Requirement:
Across the entries below, how many lines have the string "JSON" in them? Reply with only the number.

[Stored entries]
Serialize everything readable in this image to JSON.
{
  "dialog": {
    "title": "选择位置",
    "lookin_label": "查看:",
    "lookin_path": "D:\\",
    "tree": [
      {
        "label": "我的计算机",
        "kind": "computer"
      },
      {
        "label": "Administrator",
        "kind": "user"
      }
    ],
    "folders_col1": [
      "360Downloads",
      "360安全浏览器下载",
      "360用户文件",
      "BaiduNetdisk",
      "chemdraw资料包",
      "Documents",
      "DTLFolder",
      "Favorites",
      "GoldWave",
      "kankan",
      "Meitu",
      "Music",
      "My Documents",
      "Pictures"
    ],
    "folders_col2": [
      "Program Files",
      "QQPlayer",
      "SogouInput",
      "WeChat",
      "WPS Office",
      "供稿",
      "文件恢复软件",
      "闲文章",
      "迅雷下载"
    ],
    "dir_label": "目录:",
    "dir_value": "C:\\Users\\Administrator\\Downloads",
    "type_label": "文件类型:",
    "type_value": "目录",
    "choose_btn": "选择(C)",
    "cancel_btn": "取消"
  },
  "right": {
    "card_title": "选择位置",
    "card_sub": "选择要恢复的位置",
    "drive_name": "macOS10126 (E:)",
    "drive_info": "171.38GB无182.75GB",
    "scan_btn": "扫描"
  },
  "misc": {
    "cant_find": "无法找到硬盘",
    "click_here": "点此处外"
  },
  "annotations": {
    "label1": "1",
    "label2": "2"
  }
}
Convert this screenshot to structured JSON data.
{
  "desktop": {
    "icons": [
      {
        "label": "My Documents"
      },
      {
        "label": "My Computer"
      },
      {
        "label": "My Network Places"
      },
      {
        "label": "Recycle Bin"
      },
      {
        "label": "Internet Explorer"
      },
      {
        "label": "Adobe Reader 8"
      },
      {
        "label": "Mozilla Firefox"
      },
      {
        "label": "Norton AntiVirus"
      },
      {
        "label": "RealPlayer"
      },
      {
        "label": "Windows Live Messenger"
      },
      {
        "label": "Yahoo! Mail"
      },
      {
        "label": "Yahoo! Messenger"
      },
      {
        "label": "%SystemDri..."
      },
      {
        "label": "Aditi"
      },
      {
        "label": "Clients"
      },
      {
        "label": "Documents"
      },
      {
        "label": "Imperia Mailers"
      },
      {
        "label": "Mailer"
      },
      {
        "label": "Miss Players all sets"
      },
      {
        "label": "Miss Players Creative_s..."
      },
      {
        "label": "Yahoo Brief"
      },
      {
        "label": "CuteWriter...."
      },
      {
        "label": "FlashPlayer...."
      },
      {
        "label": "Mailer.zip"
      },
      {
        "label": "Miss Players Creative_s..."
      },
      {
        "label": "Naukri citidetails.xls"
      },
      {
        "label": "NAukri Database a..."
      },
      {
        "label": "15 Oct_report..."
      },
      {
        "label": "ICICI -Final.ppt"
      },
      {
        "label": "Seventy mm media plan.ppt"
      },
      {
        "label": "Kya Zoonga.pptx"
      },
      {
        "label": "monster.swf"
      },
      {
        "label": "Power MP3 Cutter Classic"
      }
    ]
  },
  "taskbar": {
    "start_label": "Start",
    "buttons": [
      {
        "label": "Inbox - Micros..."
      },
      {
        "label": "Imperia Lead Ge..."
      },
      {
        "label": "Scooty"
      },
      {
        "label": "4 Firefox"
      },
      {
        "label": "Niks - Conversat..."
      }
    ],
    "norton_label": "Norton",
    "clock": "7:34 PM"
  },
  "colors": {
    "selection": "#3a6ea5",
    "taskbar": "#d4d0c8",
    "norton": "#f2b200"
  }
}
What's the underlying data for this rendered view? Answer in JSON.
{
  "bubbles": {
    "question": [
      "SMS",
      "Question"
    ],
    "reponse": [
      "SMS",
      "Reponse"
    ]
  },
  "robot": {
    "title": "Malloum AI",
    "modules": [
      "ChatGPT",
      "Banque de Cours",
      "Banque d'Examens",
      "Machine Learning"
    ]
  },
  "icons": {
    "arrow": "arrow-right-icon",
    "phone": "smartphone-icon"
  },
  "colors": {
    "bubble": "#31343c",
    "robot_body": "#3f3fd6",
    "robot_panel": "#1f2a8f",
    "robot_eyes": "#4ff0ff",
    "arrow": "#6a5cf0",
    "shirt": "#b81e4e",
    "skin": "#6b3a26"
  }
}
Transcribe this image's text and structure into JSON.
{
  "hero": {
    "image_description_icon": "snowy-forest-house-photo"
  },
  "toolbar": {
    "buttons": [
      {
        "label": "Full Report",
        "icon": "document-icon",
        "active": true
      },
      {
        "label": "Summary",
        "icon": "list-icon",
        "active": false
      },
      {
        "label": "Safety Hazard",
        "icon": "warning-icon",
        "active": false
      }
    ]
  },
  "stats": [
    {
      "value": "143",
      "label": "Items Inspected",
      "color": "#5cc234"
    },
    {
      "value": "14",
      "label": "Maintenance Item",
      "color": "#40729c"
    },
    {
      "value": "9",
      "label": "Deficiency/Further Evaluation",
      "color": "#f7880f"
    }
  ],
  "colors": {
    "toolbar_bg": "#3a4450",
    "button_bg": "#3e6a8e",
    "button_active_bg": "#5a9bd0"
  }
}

Result for this task:
4